**What is required**
For each line below, print it again exactly as shown.

**Data provided**
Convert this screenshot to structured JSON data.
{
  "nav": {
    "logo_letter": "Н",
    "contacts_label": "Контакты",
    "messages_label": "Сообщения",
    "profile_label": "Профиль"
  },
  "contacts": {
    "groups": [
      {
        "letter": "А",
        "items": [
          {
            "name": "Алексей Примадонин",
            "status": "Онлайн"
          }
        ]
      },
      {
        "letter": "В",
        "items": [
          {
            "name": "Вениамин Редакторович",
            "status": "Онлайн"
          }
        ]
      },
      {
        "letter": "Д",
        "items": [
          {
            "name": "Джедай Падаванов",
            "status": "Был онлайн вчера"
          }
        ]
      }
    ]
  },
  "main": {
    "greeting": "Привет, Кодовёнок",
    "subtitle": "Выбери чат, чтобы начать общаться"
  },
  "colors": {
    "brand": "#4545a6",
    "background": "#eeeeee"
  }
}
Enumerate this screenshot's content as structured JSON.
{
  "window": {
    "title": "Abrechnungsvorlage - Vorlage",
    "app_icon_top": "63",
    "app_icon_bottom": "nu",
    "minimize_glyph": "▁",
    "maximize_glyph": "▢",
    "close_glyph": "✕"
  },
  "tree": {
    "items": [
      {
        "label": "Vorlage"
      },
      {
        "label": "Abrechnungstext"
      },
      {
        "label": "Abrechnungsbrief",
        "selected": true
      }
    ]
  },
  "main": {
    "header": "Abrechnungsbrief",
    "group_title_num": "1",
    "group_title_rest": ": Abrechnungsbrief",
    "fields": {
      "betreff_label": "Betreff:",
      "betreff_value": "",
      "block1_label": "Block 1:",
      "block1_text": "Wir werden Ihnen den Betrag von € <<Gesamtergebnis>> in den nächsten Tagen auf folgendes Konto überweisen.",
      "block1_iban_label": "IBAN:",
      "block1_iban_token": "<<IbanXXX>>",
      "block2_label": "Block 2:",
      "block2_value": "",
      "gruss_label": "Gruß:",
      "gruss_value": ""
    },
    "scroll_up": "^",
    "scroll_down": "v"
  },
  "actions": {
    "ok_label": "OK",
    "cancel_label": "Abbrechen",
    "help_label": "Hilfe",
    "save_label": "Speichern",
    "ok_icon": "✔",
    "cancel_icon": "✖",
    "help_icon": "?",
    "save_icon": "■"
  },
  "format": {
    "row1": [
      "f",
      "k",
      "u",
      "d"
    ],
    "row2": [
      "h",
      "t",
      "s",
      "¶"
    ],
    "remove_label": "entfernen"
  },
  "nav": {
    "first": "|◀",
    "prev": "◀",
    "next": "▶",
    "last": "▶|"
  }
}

**Response to the task**
Convert this screenshot to structured JSON data.
{
  "nav": {
    "logo_letter": "Н",
    "contacts_label": "Контакты",
    "messages_label": "Сообщения",
    "profile_label": "Профиль"
  },
  "contacts": {
    "groups": [
      {
        "letter": "А",
        "items": [
          {
            "name": "Алексей Примадонин",
            "status": "Онлайн"
          }
        ]
      },
      {
        "letter": "В",
        "items": [
          {
            "name": "Вениамин Редакторович",
            "status": "Онлайн"
          }
        ]
      },
      {
        "letter": "Д",
        "items": [
          {
            "name": "Джедай Падаванов",
            "status": "Был онлайн вчера"
          }
        ]
      }
    ]
  },
  "main": {
    "greeting": "Привет, Кодовёнок",
    "subtitle": "Выбери чат, чтобы начать общаться"
  },
  "colors": {
    "brand": "#4545a6",
    "background": "#eeeeee"
  }
}
Enumerate this screenshot's content as structured JSON.
{
  "window": {
    "title": "Abrechnungsvorlage - Vorlage",
    "app_icon_top": "63",
    "app_icon_bottom": "nu",
    "minimize_glyph": "▁",
    "maximize_glyph": "▢",
    "close_glyph": "✕"
  },
  "tree": {
    "items": [
      {
        "label": "Vorlage"
      },
      {
        "label": "Abrechnungstext"
      },
      {
        "label": "Abrechnungsbrief",
        "selected": true
      }
    ]
  },
  "main": {
    "header": "Abrechnungsbrief",
    "group_title_num": "1",
    "group_title_rest": ": Abrechnungsbrief",
    "fields": {
      "betreff_label": "Betreff:",
      "betreff_value": "",
      "block1_label": "Block 1:",
      "block1_text": "Wir werden Ihnen den Betrag von € <<Gesamtergebnis>> in den nächsten Tagen auf folgendes Konto überweisen.",
      "block1_iban_label": "IBAN:",
      "block1_iban_token": "<<IbanXXX>>",
      "block2_label": "Block 2:",
      "block2_value": "",
      "gruss_label": "Gruß:",
      "gruss_value": ""
    },
    "scroll_up": "^",
    "scroll_down": "v"
  },
  "actions": {
    "ok_label": "OK",
    "cancel_label": "Abbrechen",
    "help_label": "Hilfe",
    "save_label": "Speichern",
    "ok_icon": "✔",
    "cancel_icon": "✖",
    "help_icon": "?",
    "save_icon": "■"
  },
  "format": {
    "row1": [
      "f",
      "k",
      "u",
      "d"
    ],
    "row2": [
      "h",
      "t",
      "s",
      "¶"
    ],
    "remove_label": "entfernen"
  },
  "nav": {
    "first": "|◀",
    "prev": "◀",
    "next": "▶",
    "last": "▶|"
  }
}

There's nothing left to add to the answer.